== WHAT THE TASK REQUIRES ==
Would you write out the lines below exactly, from the one containing "Output a JSON" to the very last, but without the pictures?

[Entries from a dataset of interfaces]

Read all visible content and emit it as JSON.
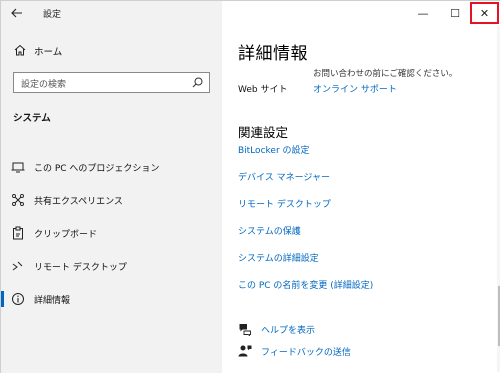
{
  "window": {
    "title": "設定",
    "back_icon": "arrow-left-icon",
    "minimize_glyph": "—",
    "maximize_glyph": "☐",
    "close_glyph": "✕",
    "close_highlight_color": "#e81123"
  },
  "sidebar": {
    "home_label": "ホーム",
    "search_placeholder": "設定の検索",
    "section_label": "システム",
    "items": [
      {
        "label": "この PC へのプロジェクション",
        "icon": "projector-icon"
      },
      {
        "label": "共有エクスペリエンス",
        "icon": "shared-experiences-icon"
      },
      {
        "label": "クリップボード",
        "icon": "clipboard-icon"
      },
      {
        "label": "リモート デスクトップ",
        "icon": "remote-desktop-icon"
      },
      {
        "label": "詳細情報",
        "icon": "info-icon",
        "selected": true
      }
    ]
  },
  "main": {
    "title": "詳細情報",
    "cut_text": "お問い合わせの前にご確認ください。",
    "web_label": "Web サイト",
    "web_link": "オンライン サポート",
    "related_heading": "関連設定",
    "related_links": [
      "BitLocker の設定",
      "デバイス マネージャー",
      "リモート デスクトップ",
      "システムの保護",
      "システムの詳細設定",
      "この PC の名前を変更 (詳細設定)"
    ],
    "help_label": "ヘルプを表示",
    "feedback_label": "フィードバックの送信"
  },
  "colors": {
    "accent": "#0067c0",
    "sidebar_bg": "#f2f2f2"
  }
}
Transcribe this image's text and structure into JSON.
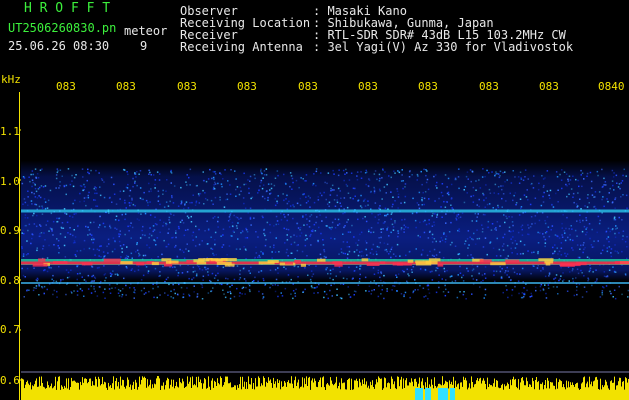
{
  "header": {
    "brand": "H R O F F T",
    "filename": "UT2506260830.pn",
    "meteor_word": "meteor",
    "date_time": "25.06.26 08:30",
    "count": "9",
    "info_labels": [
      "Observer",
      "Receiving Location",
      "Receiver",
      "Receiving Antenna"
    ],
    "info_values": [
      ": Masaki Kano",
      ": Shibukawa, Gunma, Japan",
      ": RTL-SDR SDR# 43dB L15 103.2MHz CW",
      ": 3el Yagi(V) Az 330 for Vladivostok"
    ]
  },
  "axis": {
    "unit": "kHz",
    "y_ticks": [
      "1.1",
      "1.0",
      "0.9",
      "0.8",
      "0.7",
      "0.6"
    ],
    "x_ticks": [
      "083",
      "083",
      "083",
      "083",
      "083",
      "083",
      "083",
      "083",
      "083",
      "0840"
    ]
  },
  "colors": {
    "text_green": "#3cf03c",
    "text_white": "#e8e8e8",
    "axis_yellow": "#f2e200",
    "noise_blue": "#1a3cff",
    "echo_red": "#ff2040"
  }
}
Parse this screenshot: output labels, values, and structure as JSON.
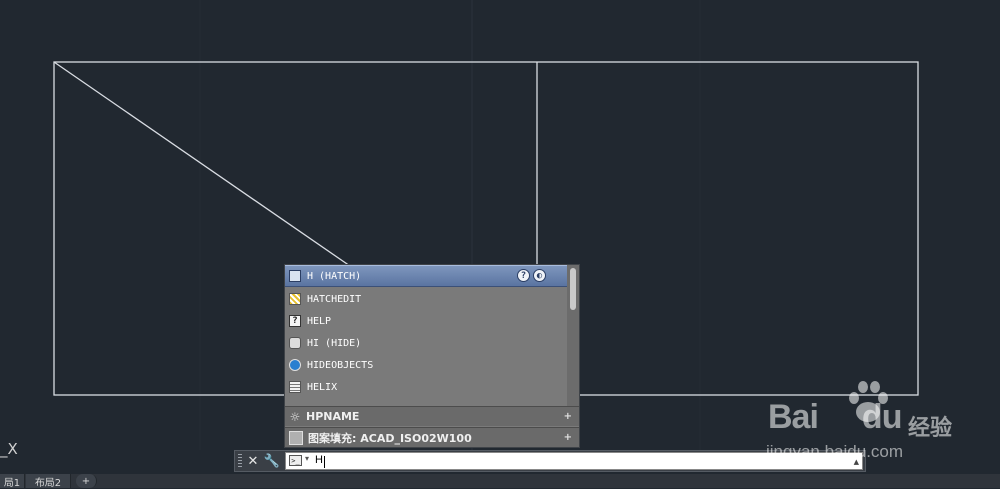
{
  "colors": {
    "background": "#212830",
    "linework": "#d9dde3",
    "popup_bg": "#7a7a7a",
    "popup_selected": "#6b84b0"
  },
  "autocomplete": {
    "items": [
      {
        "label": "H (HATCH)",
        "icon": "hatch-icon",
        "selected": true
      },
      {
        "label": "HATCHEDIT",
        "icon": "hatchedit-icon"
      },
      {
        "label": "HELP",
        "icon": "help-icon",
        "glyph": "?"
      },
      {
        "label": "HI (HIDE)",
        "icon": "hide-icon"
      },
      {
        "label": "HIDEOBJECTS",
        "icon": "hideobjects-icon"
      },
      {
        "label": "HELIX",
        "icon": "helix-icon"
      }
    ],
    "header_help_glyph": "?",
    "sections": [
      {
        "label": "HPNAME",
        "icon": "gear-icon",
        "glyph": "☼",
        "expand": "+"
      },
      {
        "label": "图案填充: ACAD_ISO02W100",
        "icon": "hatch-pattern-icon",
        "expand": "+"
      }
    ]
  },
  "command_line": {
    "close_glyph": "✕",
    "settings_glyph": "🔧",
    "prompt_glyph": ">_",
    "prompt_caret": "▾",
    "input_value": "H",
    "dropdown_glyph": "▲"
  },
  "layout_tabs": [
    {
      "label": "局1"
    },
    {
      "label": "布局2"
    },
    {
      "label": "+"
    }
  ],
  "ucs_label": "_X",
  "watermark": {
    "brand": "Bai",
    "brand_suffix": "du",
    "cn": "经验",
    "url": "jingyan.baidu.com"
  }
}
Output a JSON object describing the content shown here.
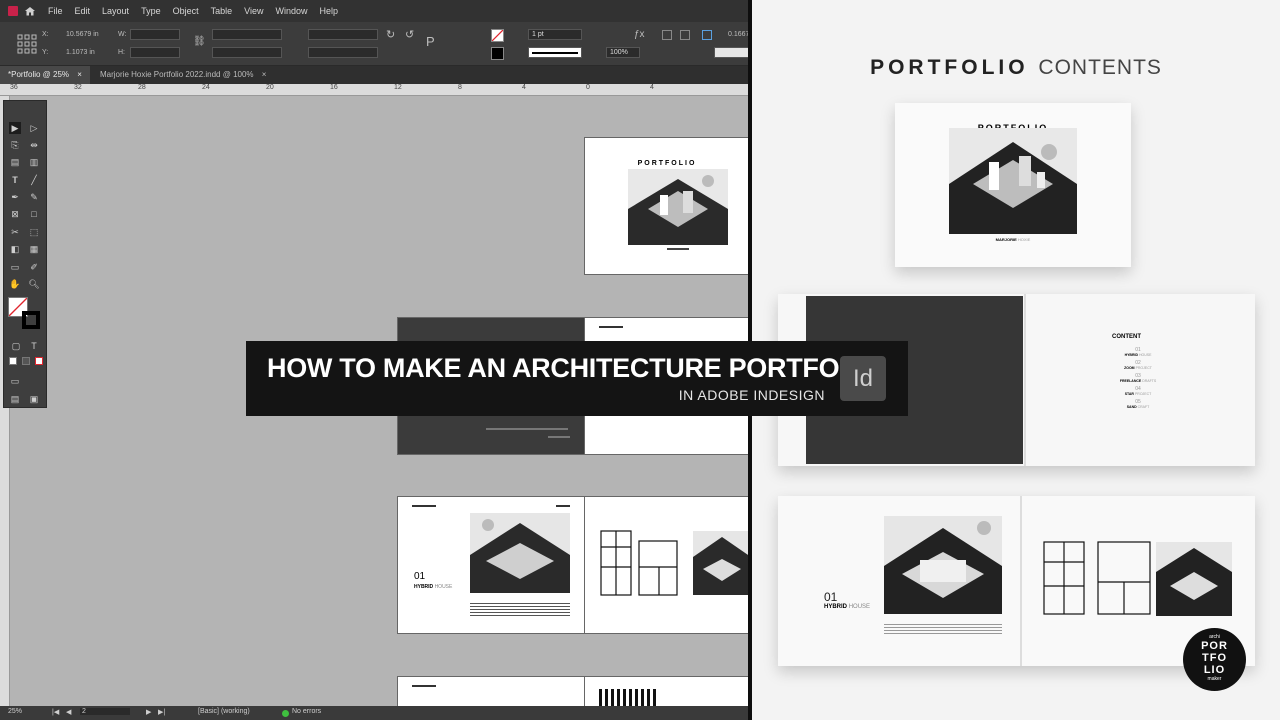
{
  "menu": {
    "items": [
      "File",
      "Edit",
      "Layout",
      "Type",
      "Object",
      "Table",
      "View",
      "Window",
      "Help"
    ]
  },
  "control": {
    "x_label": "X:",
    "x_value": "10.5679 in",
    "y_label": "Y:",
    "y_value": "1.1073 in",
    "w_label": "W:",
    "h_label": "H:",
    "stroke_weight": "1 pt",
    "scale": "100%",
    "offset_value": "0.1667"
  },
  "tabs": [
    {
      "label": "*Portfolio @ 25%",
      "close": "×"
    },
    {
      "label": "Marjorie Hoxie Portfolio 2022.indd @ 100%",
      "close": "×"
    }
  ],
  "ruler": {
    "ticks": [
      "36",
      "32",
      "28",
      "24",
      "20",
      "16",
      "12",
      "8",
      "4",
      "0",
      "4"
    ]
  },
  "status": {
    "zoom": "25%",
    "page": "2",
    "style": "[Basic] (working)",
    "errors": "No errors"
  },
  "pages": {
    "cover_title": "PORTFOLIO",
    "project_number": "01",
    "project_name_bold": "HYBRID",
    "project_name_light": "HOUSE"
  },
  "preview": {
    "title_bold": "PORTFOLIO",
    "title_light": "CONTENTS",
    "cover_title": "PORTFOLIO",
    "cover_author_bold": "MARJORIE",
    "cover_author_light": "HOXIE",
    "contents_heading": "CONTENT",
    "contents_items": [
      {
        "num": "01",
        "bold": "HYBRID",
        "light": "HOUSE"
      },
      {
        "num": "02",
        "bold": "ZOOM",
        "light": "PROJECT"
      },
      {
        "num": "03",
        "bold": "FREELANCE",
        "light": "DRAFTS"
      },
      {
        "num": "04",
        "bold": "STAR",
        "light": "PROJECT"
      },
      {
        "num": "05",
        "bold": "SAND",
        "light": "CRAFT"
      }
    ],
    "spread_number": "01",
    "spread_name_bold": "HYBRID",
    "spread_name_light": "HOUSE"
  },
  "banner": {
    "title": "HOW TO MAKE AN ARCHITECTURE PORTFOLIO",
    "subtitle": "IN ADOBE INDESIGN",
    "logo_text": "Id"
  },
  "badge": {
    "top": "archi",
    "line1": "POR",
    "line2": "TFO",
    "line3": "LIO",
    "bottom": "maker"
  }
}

== EXERCISE ANSWER ==
Output a JSON object describing the content shown here.
{
  "menu": {
    "items": [
      "File",
      "Edit",
      "Layout",
      "Type",
      "Object",
      "Table",
      "View",
      "Window",
      "Help"
    ]
  },
  "control": {
    "x_label": "X:",
    "x_value": "10.5679 in",
    "y_label": "Y:",
    "y_value": "1.1073 in",
    "w_label": "W:",
    "h_label": "H:",
    "stroke_weight": "1 pt",
    "scale": "100%",
    "offset_value": "0.1667"
  },
  "tabs": [
    {
      "label": "*Portfolio @ 25%",
      "close": "×"
    },
    {
      "label": "Marjorie Hoxie Portfolio 2022.indd @ 100%",
      "close": "×"
    }
  ],
  "ruler": {
    "ticks": [
      "36",
      "32",
      "28",
      "24",
      "20",
      "16",
      "12",
      "8",
      "4",
      "0",
      "4"
    ]
  },
  "status": {
    "zoom": "25%",
    "page": "2",
    "style": "[Basic] (working)",
    "errors": "No errors"
  },
  "pages": {
    "cover_title": "PORTFOLIO",
    "project_number": "01",
    "project_name_bold": "HYBRID",
    "project_name_light": "HOUSE"
  },
  "preview": {
    "title_bold": "PORTFOLIO",
    "title_light": "CONTENTS",
    "cover_title": "PORTFOLIO",
    "cover_author_bold": "MARJORIE",
    "cover_author_light": "HOXIE",
    "contents_heading": "CONTENT",
    "contents_items": [
      {
        "num": "01",
        "bold": "HYBRID",
        "light": "HOUSE"
      },
      {
        "num": "02",
        "bold": "ZOOM",
        "light": "PROJECT"
      },
      {
        "num": "03",
        "bold": "FREELANCE",
        "light": "DRAFTS"
      },
      {
        "num": "04",
        "bold": "STAR",
        "light": "PROJECT"
      },
      {
        "num": "05",
        "bold": "SAND",
        "light": "CRAFT"
      }
    ],
    "spread_number": "01",
    "spread_name_bold": "HYBRID",
    "spread_name_light": "HOUSE"
  },
  "banner": {
    "title": "HOW TO MAKE AN ARCHITECTURE PORTFOLIO",
    "subtitle": "IN ADOBE INDESIGN",
    "logo_text": "Id"
  },
  "badge": {
    "top": "archi",
    "line1": "POR",
    "line2": "TFO",
    "line3": "LIO",
    "bottom": "maker"
  }
}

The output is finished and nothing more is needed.